TASK DESCRIPTION: Check every line of the data below for the word "this". Copy the ones that have it.

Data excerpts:

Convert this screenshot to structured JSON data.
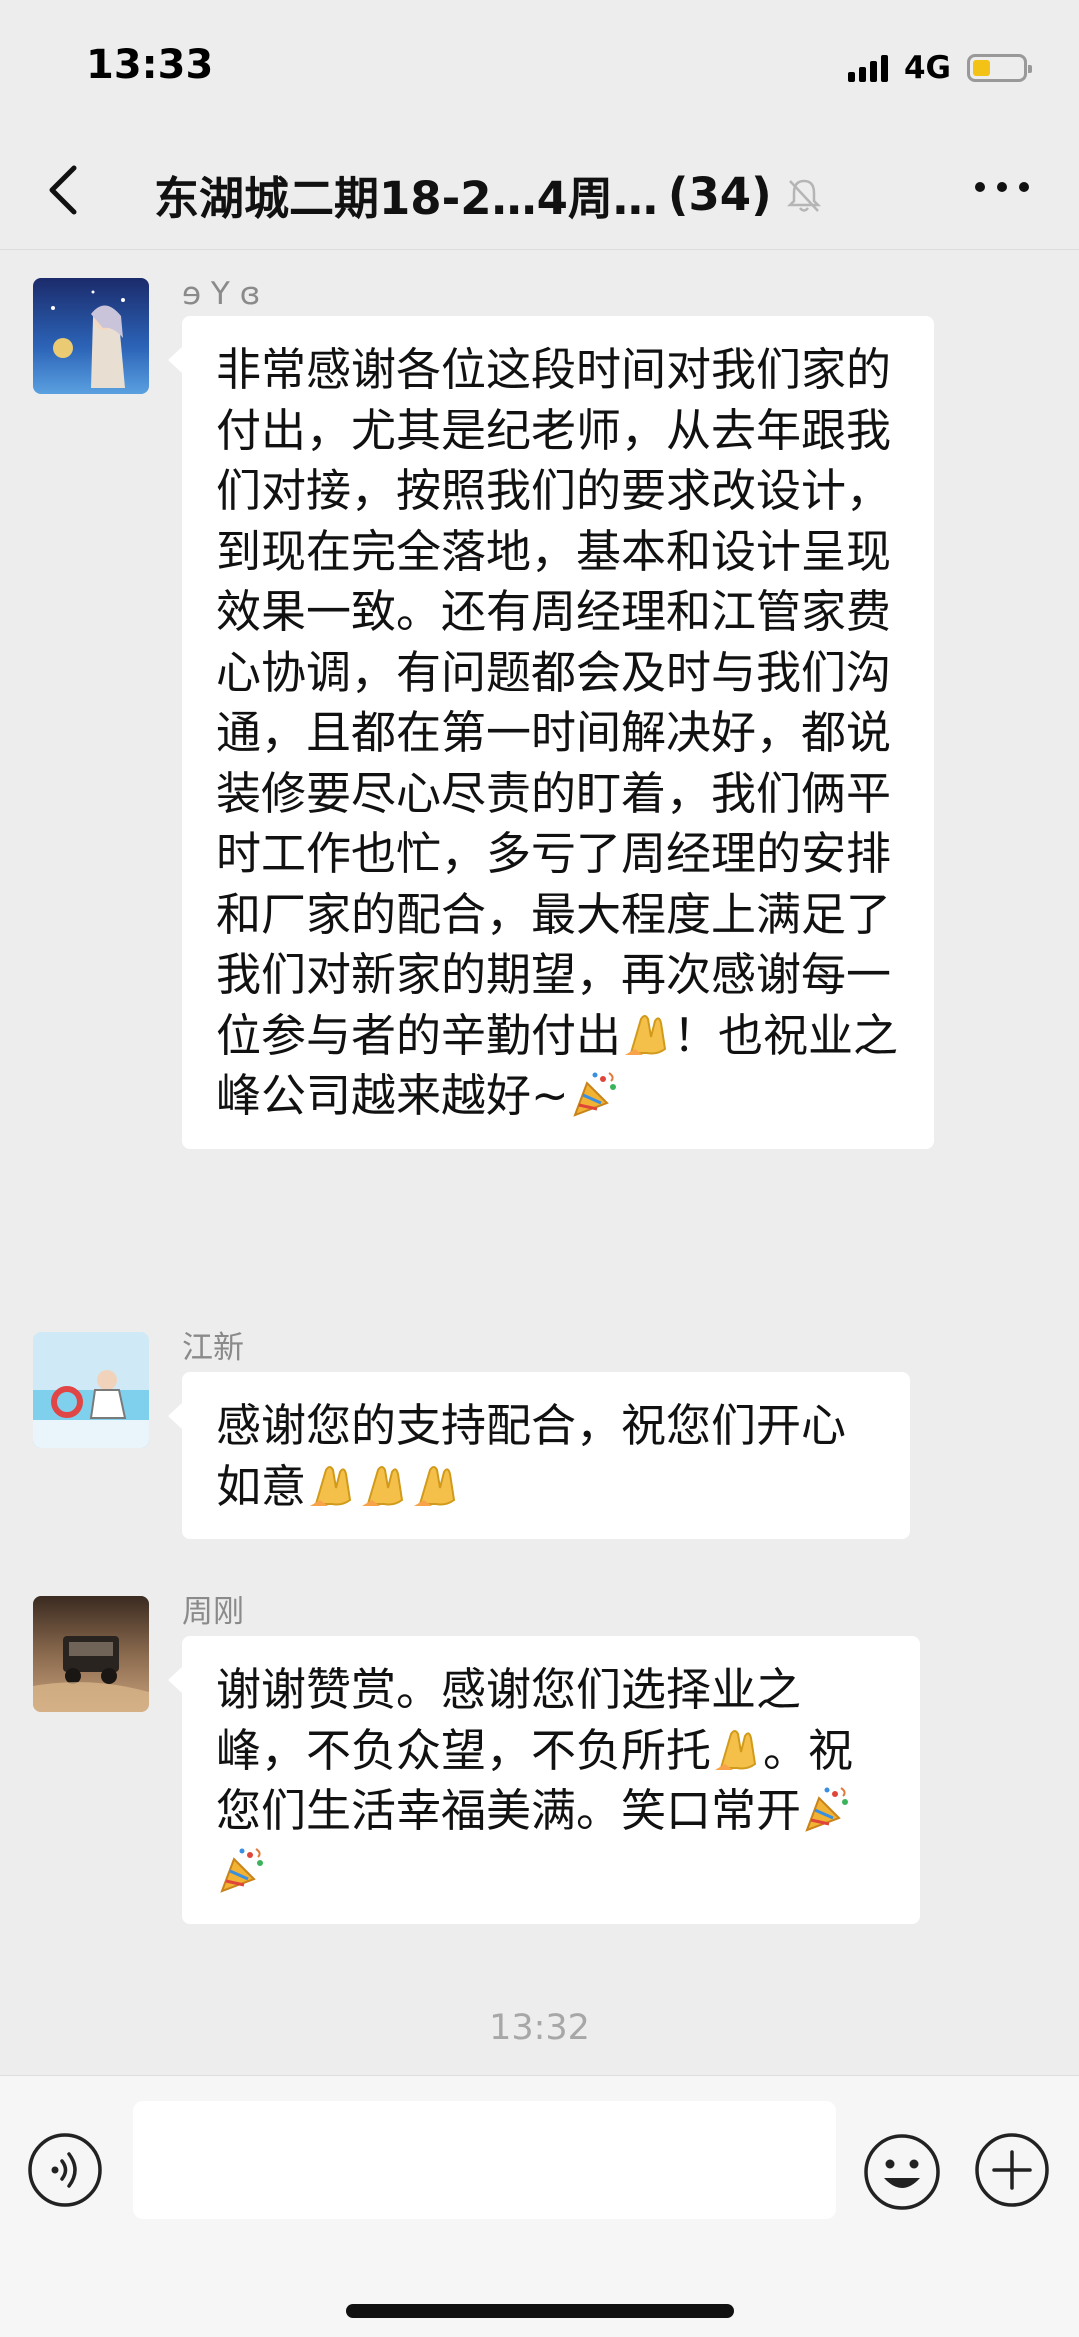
{
  "status_bar": {
    "time": "13:33",
    "network": "4G",
    "battery_level": 0.35
  },
  "nav": {
    "title": "东湖城二期18-2…4周…",
    "member_count": "(34)",
    "icons": [
      "back-icon",
      "mute-bell-icon",
      "more-icon"
    ]
  },
  "messages": [
    {
      "sender": "ɘ Y ɞ",
      "text": "非常感谢各位这段时间对我们家的付出，尤其是纪老师，从去年跟我们对接，按照我们的要求改设计，到现在完全落地，基本和设计呈现效果一致。还有周经理和江管家费心协调，有问题都会及时与我们沟通，且都在第一时间解决好，都说装修要尽心尽责的盯着，我们俩平时工作也忙，多亏了周经理的安排和厂家的配合，最大程度上满足了我们对新家的期望，再次感谢每一位参与者的辛勤付出",
      "text_after_emoji": "！也祝业之峰公司越来越好~",
      "emojis": [
        "praying-hands-emoji",
        "party-popper-emoji"
      ]
    },
    {
      "sender": "江新",
      "text": "感谢您的支持配合，祝您们开心如意",
      "emojis": [
        "praying-hands-emoji",
        "praying-hands-emoji",
        "praying-hands-emoji"
      ]
    },
    {
      "sender": "周刚",
      "text": "谢谢赞赏。感谢您们选择业之峰，不负众望，不负所托",
      "text_after_emoji": "。祝您们生活幸福美满。笑口常开",
      "emojis": [
        "praying-hands-emoji",
        "party-popper-emoji",
        "party-popper-emoji"
      ]
    }
  ],
  "timestamp": "13:32",
  "input_bar": {
    "placeholder": "",
    "icons": [
      "voice-icon",
      "emoji-icon",
      "plus-icon"
    ]
  },
  "colors": {
    "background": "#ededed",
    "bubble": "#ffffff",
    "sender_name": "#8a8a8a",
    "battery": "#f2c316"
  }
}
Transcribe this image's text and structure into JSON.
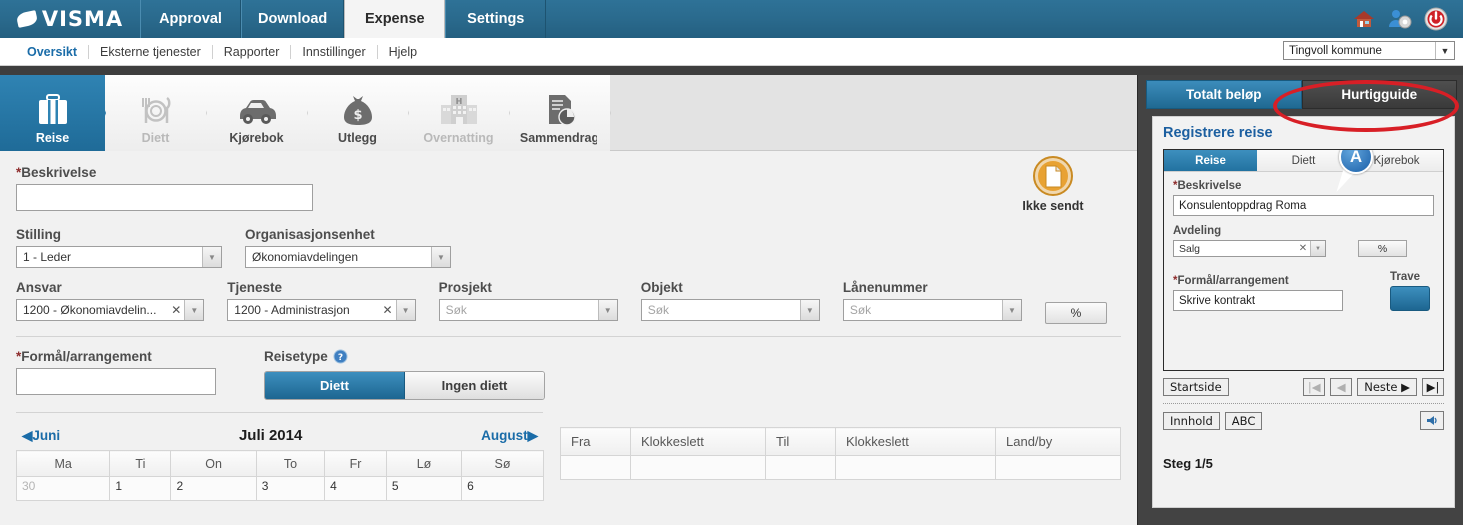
{
  "topnav": {
    "brand": "VISMA",
    "tabs": [
      {
        "label": "Approval",
        "active": false
      },
      {
        "label": "Download",
        "active": false
      },
      {
        "label": "Expense",
        "active": true
      },
      {
        "label": "Settings",
        "active": false
      }
    ],
    "icons": [
      "house-icon",
      "user-settings-icon",
      "power-icon"
    ]
  },
  "subnav": {
    "links": [
      "Oversikt",
      "Eksterne tjenester",
      "Rapporter",
      "Innstillinger",
      "Hjelp"
    ],
    "org_selected": "Tingvoll kommune"
  },
  "steptabs": [
    {
      "label": "Reise",
      "icon": "suitcase-icon",
      "state": "active"
    },
    {
      "label": "Diett",
      "icon": "plate-cutlery-icon",
      "state": "disabled"
    },
    {
      "label": "Kjørebok",
      "icon": "car-icon",
      "state": "enabled"
    },
    {
      "label": "Utlegg",
      "icon": "money-bag-icon",
      "state": "enabled"
    },
    {
      "label": "Overnatting",
      "icon": "hotel-icon",
      "state": "disabled"
    },
    {
      "label": "Sammendrag",
      "icon": "report-chart-icon",
      "state": "enabled"
    }
  ],
  "form": {
    "beskrivelse_label": "Beskrivelse",
    "beskrivelse_value": "",
    "status_label": "Ikke sendt",
    "stilling_label": "Stilling",
    "stilling_value": "1 - Leder",
    "org_label": "Organisasjonsenhet",
    "org_value": "Økonomiavdelingen",
    "ansvar_label": "Ansvar",
    "ansvar_value": "1200 - Økonomiavdelin...",
    "tjeneste_label": "Tjeneste",
    "tjeneste_value": "1200 - Administrasjon",
    "prosjekt_label": "Prosjekt",
    "prosjekt_placeholder": "Søk",
    "objekt_label": "Objekt",
    "objekt_placeholder": "Søk",
    "lanenummer_label": "Lånenummer",
    "lanenummer_placeholder": "Søk",
    "pct_label": "%",
    "formal_label": "Formål/arrangement",
    "formal_value": "",
    "reisetype_label": "Reisetype",
    "reisetype_options": [
      "Diett",
      "Ingen diett"
    ],
    "reisetype_selected": "Diett",
    "clear_symbol": "✕"
  },
  "calendar": {
    "prev_month": "Juni",
    "title": "Juli 2014",
    "next_month": "August",
    "daynames": [
      "Ma",
      "Ti",
      "On",
      "To",
      "Fr",
      "Lø",
      "Sø"
    ],
    "first_row": [
      {
        "day": "30",
        "other": true
      },
      {
        "day": "1",
        "other": false
      },
      {
        "day": "2",
        "other": false
      },
      {
        "day": "3",
        "other": false
      },
      {
        "day": "4",
        "other": false
      },
      {
        "day": "5",
        "other": false
      },
      {
        "day": "6",
        "other": false
      }
    ]
  },
  "trip_table": {
    "headers": [
      "Fra",
      "Klokkeslett",
      "Til",
      "Klokkeslett",
      "Land/by"
    ]
  },
  "right_panel": {
    "tab_total": "Totalt beløp",
    "tab_guide": "Hurtigguide",
    "guide_title": "Registrere reise",
    "guide_tabs": [
      "Reise",
      "Diett",
      "Kjørebok"
    ],
    "g_beskrivelse_label": "Beskrivelse",
    "g_beskrivelse_value": "Konsulentoppdrag Roma",
    "g_avdeling_label": "Avdeling",
    "g_avdeling_value": "Salg",
    "g_pct_label": "%",
    "g_formal_label": "Formål/arrangement",
    "g_formal_value": "Skrive kontrakt",
    "g_trave_label": "Trave",
    "callout_letter": "A",
    "nav_startside": "Startside",
    "nav_first": "|◀",
    "nav_prev": "◀",
    "nav_next": "Neste ▶",
    "nav_last": "▶|",
    "nav_innhold": "Innhold",
    "nav_abc": "ABC",
    "steg": "Steg 1/5"
  },
  "colors": {
    "brand_blue": "#2a6a8d",
    "accent_blue": "#2272a0",
    "panel_dark": "#434343",
    "highlight_red": "#d81f26",
    "link_blue": "#1a6ca8",
    "required_red": "#8d2b2b"
  }
}
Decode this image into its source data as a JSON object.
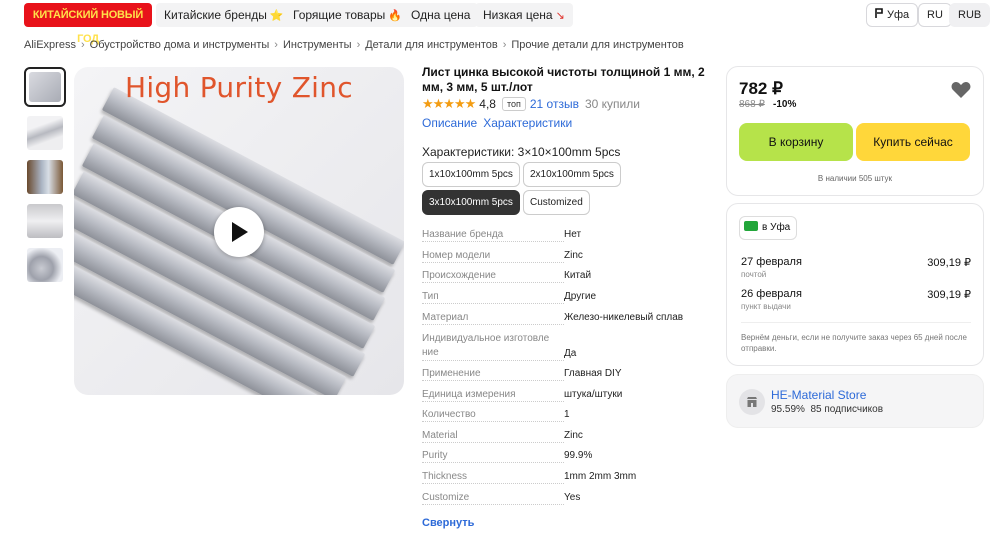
{
  "topbar": {
    "promo": "КИТАЙСКИЙ НОВЫЙ ГОД",
    "pills": [
      {
        "label": "Китайские бренды",
        "emoji": "⭐"
      },
      {
        "label": "Горящие товары",
        "emoji": "🔥"
      },
      {
        "label": "Одна цена",
        "emoji": ""
      },
      {
        "label": "Низкая цена",
        "emoji": "↘"
      }
    ],
    "city": "Уфа",
    "lang": "RU",
    "currency": "RUB"
  },
  "breadcrumb": [
    "AliExpress",
    "Обустройство дома и инструменты",
    "Инструменты",
    "Детали для инструментов",
    "Прочие детали для инструментов"
  ],
  "gallery": {
    "image_caption": "High Purity Zinc",
    "thumb_count": 5
  },
  "product": {
    "title": "Лист цинка высокой чистоты толщиной 1 мм, 2 мм, 3 мм, 5 шт./лот",
    "stars": "★★★★★",
    "rating": "4,8",
    "top_badge": "топ",
    "reviews": "21 отзыв",
    "bought": "30 купили",
    "tabs": [
      "Описание",
      "Характеристики"
    ],
    "characteristic_label": "Характеристики: 3×10×100mm 5pcs",
    "options": [
      "1x10x100mm 5pcs",
      "2x10x100mm 5pcs",
      "3x10x100mm 5pcs",
      "Customized"
    ],
    "selected_option": 2,
    "specs": [
      {
        "k": "Название бренда",
        "v": "Нет"
      },
      {
        "k": "Номер модели",
        "v": "Zinc"
      },
      {
        "k": "Происхождение",
        "v": "Китай"
      },
      {
        "k": "Тип",
        "v": "Другие"
      },
      {
        "k": "Материал",
        "v": "Железо-никелевый сплав"
      },
      {
        "k": "Индивидуальное изготовле",
        "k2": "ние",
        "v": "Да"
      },
      {
        "k": "Применение",
        "v": "Главная DIY"
      },
      {
        "k": "Единица измерения",
        "v": "штука/штуки"
      },
      {
        "k": "Количество",
        "v": "1"
      },
      {
        "k": "Material",
        "v": "Zinc"
      },
      {
        "k": "Purity",
        "v": "99.9%"
      },
      {
        "k": "Thickness",
        "v": "1mm 2mm 3mm"
      },
      {
        "k": "Customize",
        "v": "Yes"
      }
    ],
    "collapse_label": "Свернуть"
  },
  "buy": {
    "price": "782 ₽",
    "old_price": "868 ₽",
    "discount": "-10%",
    "cart_label": "В корзину",
    "buy_label": "Купить сейчас",
    "stock": "В наличии 505 штук"
  },
  "delivery": {
    "badge": "в Уфа",
    "lines": [
      {
        "date": "27 февраля",
        "sub": "почтой",
        "price": "309,19 ₽"
      },
      {
        "date": "26 февраля",
        "sub": "пункт выдачи",
        "price": "309,19 ₽"
      }
    ],
    "refund": "Вернём деньги, если не получите заказ через 65 дней после отправки."
  },
  "store": {
    "name": "HE-Material Store",
    "rating": "95.59%",
    "followers": "85 подписчиков"
  },
  "colors": {
    "promo_bg": "#e8121a",
    "cart": "#b6e34a",
    "buy": "#ffd73a",
    "link": "#2d6ad8",
    "star": "#f39c12"
  }
}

RESPONSE TO THE EXERCISE:
Convert this screenshot to structured JSON data.
Transcribe this image's text and structure into JSON.
Decode this image into its source data as a JSON object.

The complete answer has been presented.